Oystercatcher, Haematopus ostralegus
Knot Calidris canutus
The Morecambe Bay Special Protection Area (SPA) is one of the largest estuarine systems in the UK and supports nationally and internationally important populations of wildfowl and shorebirds. The flats usually contain abundant stocks of cockles Cerastoderma edulewhich, along with mussels Mytilus edulis, are the preferred prey of oystercatchers Haematopus ostraleguswintering in the bay. In recent years, the cockle population has declined to a fraction of what it used to be and there is concern about the potential effects of this decline on oystercatcher and knot Calidris canutuspopulations that overwinter in the bay.
The aim of this project was to bring together existing information about shellfish populations and bird populations in the bay and use this information to parameterise an individual-based model of oystercatcher and knot populations in Morecambe Bay. The model would then be used to run simulations of various different scenarios to give some insight into the potential effects of the decline in cockle stocks and the extent to which bird populations rely on those stocks for their survival.
The Morecambe Bay model was created in the knowledge that the shellfish data available, particularly with respect to mussels, was not comprehensive and up to date. Bearing that in mind, the predictions in this report should not be taken as an accurate representation of real-world conditions, but more an exploration of how the data that is available can be used to inform debate about shellfishing practices. They can also indicate where there is a need for further research.
The model predicted that shellfish densities observed in the bay were sufficient to support the observed oystercatcher population in both 2005 and 2009, provided that supplementary food was included. Without supplementary food during 2009, large oystercatcher mortalities were predicted and this has not been observed on the ground. It therefore seems likely that oystercatchers currently require, and are exploiting, food supplies over and above the cockle, mussel and Macomastocks recorded during the shellfishery surveys. At the cockle and mussel densities seen in 2005, no such supplementary food source was needed for oystercatchers in the model to survive the winter in good condition, so in years of high cockle abundance a knowledge of alternative sources of food for this species is less important.
Knot mortalities were predicted to be 100% when the model contained cockles, mussels and the observed abundance ofMacoma. This implies that the knot population is unlikely to be relying on prey from just the recorded shellfish beds. Given that the bay is a dynamic system and spat settlements are often ephemeral, this is perhaps to be expected. Doubling Macomadensity tended to increase knot survival, indicating the quantity of additional food that the birds may be exploiting.

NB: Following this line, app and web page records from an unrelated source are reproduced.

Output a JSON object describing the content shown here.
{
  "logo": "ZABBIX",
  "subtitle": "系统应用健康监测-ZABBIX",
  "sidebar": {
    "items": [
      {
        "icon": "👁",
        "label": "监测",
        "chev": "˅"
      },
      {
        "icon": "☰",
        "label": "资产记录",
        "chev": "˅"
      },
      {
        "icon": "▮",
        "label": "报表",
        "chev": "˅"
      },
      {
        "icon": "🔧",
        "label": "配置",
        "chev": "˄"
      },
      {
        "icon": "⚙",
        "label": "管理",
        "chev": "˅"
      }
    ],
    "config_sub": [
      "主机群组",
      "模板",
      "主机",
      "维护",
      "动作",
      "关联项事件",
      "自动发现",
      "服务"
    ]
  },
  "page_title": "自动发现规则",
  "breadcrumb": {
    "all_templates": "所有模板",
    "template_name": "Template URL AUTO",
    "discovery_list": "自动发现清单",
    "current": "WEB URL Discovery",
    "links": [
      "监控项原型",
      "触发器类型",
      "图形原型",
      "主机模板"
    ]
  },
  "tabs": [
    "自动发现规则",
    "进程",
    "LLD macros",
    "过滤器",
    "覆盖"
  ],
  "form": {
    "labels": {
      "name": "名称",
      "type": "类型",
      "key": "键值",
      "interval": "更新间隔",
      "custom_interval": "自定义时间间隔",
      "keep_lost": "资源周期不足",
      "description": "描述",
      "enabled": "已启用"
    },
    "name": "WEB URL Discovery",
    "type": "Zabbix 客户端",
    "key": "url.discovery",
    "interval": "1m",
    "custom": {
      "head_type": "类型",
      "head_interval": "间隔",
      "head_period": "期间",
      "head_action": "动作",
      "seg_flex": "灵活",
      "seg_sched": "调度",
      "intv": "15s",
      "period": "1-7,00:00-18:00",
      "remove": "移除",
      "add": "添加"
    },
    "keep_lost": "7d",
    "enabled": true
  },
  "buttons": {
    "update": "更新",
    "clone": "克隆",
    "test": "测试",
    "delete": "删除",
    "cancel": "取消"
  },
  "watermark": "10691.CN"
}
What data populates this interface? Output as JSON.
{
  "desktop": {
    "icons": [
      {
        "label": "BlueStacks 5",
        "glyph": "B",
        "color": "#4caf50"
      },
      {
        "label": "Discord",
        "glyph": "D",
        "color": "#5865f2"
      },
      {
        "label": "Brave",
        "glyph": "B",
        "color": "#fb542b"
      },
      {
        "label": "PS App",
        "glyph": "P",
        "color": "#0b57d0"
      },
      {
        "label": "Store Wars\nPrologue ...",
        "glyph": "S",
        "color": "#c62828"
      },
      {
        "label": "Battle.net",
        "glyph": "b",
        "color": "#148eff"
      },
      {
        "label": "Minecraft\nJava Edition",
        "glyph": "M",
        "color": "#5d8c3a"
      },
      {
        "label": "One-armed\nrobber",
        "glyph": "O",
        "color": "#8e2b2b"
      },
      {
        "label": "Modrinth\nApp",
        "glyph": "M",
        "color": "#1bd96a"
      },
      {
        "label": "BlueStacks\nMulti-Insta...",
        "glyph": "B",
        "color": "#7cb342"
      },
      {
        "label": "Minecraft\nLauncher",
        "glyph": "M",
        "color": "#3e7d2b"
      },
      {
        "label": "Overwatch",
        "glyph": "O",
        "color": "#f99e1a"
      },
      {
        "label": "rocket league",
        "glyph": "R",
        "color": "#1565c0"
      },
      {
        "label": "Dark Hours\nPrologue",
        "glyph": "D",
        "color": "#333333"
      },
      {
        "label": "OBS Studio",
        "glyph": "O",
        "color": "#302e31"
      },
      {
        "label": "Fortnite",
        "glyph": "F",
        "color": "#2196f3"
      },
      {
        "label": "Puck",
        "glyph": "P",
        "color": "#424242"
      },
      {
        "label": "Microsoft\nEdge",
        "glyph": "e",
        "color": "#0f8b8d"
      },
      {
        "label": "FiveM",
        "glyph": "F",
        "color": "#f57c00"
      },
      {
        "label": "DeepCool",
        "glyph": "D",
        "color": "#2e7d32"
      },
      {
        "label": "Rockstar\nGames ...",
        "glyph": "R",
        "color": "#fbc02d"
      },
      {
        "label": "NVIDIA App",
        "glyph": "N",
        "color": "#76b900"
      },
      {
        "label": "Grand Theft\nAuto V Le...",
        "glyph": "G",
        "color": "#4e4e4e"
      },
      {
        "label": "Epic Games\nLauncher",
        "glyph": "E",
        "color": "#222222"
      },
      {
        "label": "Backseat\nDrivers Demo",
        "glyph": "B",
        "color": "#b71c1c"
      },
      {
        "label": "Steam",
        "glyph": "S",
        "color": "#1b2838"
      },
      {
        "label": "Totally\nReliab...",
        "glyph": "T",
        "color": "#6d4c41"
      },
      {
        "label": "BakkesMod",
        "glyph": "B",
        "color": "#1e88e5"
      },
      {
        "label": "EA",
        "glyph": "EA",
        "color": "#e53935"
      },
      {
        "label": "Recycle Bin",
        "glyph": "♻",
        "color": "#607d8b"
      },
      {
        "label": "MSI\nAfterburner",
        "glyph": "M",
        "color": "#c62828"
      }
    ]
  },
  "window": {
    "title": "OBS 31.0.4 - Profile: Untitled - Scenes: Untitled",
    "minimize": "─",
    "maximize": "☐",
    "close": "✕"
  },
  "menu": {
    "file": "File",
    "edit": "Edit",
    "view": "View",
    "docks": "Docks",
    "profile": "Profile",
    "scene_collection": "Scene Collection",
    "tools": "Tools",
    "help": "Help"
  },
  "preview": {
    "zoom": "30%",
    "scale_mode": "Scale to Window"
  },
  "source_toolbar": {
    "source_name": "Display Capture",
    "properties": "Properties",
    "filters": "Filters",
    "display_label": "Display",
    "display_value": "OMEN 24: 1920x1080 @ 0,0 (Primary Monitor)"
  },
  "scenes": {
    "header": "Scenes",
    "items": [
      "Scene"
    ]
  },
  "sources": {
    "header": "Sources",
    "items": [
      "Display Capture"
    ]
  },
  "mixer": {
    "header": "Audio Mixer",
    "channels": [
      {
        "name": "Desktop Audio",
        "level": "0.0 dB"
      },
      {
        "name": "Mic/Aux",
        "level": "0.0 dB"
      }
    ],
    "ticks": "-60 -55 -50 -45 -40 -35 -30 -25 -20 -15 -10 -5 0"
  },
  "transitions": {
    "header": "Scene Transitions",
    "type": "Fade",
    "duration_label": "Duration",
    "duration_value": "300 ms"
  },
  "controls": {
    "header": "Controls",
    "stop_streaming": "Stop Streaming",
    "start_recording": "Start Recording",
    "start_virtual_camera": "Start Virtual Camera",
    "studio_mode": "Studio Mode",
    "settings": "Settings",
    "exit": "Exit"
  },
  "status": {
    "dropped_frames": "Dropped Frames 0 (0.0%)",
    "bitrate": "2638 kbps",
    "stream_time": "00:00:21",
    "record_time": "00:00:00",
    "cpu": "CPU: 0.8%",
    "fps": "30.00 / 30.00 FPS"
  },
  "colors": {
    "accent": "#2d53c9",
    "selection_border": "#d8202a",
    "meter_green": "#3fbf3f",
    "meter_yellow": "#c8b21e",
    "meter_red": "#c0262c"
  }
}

Overall, the simulations show that the decline in cockle stocks between 2005 and 2009 is potentially large enough to affect the body condition and survival of oystercatchers in Morecambe Bay. The greatest unknown is the extent and availability of potential sources of food outside the established cockle beds. While the model predicted that oystercatchers would have no need of these alternative food supplies in a good cockle year, they are potentially very important in years when the cockle stocks are low. They also show that knot are likely to be exploiting food supplies outside the established cockle beds in both good and bad cockle years. Bearing this in mind, establishing a greater understanding of potential food supplies outside the cockle beds would provide a more accurate estimate of the importance of cockle stocks to the oystercatcher and knot populations of Morecambe Bay and increase confidence in the predictions of the model.
Funding and Collaboration
West, A. and Stillman, R., 2010. A single year study to determine the capacity of Morecambe Bay European marine site to support oystercatcher, using shellfish resource modelling techniques, Bournemouth University, Bournemouth.